The highest year-over-year sales gains were reported in Metro Vancouver (152 per cent), Kelowna (121 per cent), Greater Toronto (87 per cent), Victoria (69 per cent), Hamilton-Burlington (58 per cent), London-St. Thomas (55 per cent) and Calgary (47 per cent), the report said.
However, those figures for Metro Vancouver represented a slowing in sales in January when compared to the overheated final quarter of 2009, Cameron Muir, chief economist for the B.C. Real Estate Association, said in an interview.
"If you look at the sales-to-active-listings ratio, which is the measure of hotness or coolness of the market, we saw that come down in January," Muir said.
Metro Vancouver's ratio of sales listings hit 26 per cent in January, meaning that sales for the month were the equivalent of 26 per cent of the total inventory available, which is almost within balanced market conditions, according to Canada Mortgage and Housing Corp. definitions.
During the last three months of 2009, sales equalled 31 to 33 per cent of homes available in inventory, which was seller's-market territory.
Muir said the last time Metro Vancouver's sales-to-active-listings ratio was as high as it was in the fourth quarter of 2009 was midway through 2006. January's year-over-year decrease in active listings was compared to a month that had a high number of houses on the market.
"But last month we saw sales edge lower, we see active listings edge a bit higher and new listings are fairly healthy in the marketplace," he said.
Western Canada dominated the list of centres with the greatest increases in price, with Victoria home prices jumping 25.5 per cent in January compared with the same month a year before.

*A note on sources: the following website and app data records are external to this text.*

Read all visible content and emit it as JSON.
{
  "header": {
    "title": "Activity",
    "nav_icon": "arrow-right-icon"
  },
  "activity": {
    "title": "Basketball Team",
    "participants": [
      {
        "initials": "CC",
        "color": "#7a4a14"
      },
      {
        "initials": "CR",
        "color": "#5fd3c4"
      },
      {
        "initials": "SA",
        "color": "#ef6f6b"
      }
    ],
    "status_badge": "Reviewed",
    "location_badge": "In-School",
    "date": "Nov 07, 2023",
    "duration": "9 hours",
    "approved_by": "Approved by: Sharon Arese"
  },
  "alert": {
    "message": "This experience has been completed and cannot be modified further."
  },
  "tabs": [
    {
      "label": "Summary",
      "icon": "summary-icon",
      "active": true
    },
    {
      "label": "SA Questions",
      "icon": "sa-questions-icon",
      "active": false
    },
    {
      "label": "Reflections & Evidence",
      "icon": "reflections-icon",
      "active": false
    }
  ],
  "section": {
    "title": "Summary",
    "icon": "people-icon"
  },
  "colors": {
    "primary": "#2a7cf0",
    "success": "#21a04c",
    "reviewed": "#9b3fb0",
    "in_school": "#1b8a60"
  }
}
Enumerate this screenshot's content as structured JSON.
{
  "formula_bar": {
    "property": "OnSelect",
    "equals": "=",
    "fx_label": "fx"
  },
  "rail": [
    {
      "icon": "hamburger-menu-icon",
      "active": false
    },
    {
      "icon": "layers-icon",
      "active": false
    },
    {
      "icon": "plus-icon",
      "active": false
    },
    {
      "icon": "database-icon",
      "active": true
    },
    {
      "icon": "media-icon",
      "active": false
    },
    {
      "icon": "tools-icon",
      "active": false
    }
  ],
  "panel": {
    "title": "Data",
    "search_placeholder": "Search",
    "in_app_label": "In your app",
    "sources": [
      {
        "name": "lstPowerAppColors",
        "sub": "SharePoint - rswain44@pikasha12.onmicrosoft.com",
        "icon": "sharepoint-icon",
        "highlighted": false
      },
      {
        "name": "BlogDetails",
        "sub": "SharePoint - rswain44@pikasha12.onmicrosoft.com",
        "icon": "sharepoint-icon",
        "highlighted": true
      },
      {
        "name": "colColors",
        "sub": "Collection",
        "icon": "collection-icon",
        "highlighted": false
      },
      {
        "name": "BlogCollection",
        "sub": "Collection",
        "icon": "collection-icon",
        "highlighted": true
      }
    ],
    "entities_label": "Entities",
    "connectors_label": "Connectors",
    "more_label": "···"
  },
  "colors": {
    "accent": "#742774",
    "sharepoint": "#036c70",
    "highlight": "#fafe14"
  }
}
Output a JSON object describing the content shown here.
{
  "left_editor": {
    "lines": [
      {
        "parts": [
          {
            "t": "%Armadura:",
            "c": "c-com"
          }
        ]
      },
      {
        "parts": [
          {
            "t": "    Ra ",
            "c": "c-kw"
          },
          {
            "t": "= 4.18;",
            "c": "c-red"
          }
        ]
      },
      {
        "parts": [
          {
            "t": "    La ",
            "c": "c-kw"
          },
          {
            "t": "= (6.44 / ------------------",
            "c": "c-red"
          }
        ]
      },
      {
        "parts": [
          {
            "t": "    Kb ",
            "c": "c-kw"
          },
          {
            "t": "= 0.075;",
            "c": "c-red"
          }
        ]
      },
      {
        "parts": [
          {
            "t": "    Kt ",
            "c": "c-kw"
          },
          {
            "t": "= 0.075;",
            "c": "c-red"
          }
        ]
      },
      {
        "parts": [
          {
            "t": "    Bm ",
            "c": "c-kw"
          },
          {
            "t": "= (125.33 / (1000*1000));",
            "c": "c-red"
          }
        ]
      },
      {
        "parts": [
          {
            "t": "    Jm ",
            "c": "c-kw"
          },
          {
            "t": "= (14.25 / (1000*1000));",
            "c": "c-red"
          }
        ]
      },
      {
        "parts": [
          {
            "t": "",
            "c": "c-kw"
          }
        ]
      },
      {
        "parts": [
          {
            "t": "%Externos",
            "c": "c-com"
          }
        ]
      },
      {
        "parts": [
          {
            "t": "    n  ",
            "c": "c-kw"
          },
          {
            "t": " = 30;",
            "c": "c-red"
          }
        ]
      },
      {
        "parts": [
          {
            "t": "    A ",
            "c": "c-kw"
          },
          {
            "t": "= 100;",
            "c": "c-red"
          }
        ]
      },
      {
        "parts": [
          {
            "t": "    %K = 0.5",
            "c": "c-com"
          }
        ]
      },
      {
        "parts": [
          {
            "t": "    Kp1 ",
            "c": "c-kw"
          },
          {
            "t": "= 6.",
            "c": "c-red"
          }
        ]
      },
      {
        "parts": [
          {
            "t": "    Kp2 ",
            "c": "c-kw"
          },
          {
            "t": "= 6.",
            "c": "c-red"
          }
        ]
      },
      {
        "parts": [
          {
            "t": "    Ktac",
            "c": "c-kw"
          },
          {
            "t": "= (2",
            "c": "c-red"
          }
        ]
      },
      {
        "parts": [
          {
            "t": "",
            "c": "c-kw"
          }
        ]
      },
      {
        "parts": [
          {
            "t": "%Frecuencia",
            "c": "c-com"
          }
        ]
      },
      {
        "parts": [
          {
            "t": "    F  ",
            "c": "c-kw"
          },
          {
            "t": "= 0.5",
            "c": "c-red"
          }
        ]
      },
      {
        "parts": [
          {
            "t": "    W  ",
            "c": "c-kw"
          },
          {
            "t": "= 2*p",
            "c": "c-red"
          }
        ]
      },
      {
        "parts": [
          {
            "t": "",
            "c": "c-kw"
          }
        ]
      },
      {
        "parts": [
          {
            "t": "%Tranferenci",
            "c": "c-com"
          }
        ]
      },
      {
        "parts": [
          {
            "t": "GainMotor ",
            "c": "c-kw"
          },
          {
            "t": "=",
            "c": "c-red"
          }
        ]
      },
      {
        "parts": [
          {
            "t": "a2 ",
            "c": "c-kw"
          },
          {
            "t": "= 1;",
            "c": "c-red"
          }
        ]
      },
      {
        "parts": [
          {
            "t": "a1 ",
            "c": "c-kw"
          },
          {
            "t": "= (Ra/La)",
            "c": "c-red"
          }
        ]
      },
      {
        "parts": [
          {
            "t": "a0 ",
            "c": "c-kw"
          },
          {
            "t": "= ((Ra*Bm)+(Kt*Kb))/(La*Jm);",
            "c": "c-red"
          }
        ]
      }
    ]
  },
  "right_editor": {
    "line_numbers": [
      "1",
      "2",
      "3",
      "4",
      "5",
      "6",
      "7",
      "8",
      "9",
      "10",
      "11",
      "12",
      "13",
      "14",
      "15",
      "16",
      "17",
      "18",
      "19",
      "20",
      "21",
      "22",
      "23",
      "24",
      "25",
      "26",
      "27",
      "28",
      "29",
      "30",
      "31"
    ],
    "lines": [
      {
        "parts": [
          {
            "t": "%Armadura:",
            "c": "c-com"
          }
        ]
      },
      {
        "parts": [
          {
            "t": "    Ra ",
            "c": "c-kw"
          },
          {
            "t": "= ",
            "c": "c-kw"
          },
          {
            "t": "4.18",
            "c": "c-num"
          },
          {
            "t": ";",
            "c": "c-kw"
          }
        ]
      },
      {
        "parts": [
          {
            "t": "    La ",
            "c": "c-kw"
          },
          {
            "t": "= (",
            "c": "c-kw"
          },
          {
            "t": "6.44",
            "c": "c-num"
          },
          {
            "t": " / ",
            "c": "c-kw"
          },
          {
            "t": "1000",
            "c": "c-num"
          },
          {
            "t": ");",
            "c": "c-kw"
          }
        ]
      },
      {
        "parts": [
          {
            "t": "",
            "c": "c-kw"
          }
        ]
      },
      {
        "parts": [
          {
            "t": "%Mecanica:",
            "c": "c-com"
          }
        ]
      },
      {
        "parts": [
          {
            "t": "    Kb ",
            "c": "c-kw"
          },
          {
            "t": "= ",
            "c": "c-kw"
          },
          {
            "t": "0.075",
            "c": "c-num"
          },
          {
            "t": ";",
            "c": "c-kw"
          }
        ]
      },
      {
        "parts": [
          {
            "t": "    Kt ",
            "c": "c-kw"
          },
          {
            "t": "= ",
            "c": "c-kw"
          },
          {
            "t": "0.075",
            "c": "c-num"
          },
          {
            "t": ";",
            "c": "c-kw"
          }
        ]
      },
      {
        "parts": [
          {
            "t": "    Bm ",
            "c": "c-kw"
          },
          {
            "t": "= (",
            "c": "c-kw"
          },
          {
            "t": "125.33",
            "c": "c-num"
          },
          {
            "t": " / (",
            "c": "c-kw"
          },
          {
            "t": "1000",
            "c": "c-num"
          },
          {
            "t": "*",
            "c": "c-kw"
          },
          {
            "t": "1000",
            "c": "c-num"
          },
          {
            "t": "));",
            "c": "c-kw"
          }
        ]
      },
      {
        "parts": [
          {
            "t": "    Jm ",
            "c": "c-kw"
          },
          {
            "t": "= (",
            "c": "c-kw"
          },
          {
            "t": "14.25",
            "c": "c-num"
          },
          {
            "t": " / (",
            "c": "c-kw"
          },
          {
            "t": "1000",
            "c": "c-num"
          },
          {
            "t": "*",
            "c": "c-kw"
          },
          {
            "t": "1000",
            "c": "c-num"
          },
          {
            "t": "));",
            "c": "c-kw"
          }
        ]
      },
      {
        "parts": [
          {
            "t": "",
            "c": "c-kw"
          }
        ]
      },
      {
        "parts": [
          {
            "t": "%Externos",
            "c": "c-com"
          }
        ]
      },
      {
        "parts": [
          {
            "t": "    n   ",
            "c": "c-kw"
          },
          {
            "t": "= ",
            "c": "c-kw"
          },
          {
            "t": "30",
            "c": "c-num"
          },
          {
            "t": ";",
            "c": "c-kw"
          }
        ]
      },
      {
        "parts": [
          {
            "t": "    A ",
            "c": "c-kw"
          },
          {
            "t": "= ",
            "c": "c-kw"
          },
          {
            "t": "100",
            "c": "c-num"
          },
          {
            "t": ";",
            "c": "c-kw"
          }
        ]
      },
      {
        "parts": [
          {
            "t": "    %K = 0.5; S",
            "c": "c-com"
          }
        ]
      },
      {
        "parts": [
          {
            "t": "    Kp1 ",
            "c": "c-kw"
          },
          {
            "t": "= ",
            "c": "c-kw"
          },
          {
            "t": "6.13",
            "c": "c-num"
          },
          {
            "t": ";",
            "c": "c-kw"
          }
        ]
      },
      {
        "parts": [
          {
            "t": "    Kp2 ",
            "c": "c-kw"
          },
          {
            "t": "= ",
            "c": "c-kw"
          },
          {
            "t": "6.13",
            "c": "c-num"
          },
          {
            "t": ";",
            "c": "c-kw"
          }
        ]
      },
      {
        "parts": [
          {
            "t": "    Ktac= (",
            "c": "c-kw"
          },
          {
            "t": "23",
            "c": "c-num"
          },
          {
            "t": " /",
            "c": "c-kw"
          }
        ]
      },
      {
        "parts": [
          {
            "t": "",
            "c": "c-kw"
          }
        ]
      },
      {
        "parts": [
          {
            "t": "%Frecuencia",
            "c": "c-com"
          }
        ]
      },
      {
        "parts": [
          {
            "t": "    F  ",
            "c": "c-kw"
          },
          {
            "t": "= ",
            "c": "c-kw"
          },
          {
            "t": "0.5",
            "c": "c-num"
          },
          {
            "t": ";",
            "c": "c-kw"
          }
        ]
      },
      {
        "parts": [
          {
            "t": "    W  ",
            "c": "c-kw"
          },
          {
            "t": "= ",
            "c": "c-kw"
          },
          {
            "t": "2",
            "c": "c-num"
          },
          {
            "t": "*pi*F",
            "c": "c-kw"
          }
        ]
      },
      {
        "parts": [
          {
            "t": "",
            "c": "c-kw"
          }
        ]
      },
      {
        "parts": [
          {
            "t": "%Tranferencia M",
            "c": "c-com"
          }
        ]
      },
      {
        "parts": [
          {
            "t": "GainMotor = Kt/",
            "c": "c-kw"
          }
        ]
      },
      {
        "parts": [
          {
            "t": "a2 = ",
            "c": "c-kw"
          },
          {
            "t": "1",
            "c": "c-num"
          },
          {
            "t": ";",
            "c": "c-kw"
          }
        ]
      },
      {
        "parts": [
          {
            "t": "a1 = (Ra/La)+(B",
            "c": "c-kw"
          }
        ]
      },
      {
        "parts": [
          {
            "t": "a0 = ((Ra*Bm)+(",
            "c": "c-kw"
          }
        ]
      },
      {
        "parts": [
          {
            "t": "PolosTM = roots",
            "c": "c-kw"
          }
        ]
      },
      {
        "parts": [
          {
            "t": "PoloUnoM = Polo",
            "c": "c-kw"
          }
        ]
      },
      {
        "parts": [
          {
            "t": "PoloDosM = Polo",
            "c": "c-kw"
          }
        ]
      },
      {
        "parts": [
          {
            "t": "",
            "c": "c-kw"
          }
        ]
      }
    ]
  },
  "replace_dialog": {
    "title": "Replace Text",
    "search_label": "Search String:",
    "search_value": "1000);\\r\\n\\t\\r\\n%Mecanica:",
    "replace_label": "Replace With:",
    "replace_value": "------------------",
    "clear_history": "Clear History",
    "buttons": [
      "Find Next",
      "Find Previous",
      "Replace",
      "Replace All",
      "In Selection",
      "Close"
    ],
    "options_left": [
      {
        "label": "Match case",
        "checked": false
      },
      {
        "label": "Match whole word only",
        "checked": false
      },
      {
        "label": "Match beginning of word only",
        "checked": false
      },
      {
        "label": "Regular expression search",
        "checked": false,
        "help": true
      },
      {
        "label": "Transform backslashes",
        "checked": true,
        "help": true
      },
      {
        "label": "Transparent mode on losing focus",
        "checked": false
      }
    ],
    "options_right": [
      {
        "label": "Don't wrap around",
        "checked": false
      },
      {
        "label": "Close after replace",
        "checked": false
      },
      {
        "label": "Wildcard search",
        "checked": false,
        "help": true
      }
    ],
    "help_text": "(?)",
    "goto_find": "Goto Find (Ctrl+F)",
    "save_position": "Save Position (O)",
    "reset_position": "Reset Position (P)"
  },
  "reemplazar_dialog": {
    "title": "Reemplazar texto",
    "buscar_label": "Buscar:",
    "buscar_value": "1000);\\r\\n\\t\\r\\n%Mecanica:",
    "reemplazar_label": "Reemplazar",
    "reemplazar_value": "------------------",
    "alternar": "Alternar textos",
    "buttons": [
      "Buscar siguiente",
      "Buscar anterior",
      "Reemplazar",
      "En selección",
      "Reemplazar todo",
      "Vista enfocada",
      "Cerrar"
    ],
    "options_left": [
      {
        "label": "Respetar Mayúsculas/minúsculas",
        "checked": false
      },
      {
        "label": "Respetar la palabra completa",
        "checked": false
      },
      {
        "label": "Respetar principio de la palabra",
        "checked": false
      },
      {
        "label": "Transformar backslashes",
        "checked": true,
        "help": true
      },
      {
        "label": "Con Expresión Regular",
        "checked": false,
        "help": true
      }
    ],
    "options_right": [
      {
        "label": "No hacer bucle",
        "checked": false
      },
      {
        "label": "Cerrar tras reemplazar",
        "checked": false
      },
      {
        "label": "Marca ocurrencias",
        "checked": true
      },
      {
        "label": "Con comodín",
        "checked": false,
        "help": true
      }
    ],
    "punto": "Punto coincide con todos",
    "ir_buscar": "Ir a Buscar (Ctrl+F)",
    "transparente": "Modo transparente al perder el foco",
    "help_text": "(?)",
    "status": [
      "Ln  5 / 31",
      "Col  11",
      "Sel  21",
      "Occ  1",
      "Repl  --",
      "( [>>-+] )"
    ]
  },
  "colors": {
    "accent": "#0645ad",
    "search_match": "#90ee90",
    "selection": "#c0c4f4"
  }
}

Kelowna jumped 22 per cent and Greater Vancouver rose 19.5 per cent. St. John's saw an increase of 23 per cent and Toronto rose 19 per cent.